But in light of Mr. bin Laden's death, French Foreign Minister Alain Juppé said today that France will "take some time to reflect, to see what conclusions can be drawn over the coming months from what has just happened." Mr. Juppé, addressing reporters after meeting with the Pakistani prime minister in Paris, said early withdrawal has not been excluded.
Many French security analysts agree that troop departure should be on the table. Christophe Jaffrelot, a senior research fellow at the Center for International Studies and Research, suggested, “European and American interests converge as a result of [bin Laden’s] death. In other words, when can we pull the plug in Afghanistan?
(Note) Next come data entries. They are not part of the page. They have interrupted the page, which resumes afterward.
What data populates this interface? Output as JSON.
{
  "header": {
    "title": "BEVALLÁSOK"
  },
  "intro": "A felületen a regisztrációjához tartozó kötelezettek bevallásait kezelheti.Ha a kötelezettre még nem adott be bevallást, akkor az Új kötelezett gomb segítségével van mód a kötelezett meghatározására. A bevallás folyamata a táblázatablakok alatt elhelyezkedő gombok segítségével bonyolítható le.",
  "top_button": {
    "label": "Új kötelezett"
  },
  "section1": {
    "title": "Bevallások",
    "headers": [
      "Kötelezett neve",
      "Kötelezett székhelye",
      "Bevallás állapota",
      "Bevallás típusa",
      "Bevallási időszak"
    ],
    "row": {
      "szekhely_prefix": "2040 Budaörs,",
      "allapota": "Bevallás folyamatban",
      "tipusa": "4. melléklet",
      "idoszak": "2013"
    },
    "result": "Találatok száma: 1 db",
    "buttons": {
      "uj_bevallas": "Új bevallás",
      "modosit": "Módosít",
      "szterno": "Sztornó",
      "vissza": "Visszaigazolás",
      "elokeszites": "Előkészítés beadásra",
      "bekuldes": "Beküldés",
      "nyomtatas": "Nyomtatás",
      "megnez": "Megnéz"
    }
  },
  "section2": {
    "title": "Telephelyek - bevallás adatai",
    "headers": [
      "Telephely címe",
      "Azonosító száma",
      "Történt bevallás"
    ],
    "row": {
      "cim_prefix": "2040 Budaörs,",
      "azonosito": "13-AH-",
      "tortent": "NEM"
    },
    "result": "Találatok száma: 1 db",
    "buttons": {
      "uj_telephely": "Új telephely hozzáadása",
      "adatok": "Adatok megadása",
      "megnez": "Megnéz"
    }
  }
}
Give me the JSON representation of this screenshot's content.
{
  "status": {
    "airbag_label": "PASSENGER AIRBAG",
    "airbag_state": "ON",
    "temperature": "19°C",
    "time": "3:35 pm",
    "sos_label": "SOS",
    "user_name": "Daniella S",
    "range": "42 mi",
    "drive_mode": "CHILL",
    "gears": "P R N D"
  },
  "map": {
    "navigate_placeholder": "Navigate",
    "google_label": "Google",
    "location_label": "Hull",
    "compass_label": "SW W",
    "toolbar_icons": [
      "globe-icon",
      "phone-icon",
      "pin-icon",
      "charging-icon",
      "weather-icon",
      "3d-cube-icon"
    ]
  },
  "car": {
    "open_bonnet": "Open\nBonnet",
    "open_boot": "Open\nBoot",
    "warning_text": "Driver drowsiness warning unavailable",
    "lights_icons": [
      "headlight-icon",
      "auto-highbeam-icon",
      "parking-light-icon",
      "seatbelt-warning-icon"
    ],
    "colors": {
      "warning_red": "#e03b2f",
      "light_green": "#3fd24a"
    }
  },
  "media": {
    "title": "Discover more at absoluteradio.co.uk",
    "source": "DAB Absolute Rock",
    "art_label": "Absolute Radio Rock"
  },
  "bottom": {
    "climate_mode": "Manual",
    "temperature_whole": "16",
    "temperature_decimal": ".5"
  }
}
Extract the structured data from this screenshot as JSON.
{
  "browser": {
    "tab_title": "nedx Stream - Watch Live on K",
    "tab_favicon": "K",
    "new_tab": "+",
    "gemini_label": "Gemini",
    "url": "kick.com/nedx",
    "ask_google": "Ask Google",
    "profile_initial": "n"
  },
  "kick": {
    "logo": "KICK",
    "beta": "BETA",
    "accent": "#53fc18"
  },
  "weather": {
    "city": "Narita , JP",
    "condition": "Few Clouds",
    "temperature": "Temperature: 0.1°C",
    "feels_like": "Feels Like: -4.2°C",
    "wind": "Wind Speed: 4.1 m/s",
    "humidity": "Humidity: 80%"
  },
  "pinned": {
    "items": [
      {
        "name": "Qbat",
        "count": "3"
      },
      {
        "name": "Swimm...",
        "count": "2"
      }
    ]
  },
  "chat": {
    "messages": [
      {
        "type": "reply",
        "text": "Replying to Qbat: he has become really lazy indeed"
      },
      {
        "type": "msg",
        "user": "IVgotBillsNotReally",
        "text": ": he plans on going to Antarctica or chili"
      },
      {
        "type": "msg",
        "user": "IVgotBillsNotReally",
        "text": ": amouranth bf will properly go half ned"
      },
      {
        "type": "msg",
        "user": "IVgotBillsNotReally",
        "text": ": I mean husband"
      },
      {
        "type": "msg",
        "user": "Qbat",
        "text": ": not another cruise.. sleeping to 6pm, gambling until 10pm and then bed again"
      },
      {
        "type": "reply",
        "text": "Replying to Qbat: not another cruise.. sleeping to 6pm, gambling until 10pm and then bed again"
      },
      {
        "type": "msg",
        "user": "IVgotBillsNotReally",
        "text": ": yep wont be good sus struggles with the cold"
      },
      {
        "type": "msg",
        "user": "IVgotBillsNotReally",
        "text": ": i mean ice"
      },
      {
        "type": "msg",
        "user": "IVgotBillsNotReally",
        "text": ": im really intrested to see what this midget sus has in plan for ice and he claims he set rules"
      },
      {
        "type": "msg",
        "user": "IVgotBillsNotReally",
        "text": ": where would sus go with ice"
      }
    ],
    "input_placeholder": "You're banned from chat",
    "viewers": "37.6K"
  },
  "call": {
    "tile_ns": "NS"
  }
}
It is a good excuse, one more reason to ask, ‘OK, what is the goal in Afghanistan?' "
France and Italy each have about 4,000 troops deployed in Afghanistan. Germany has 5,000, Poland has 2,500, and Spain has 1,500. The Dutch contingent has already been drawn down to some 200. The US has some 90,000 troops deployed following a “surge” by the White House designed to set the pace for an eventual draw down.
If France presses for an early pullout, it will likely face opposition within Europe. NATO chief Anders Fogh Rasmussen said today that, "As far as Bin Laden is concerned, it doesn't mean that our operation in Afghanistan will change. We shall stay the course in Afghanistan."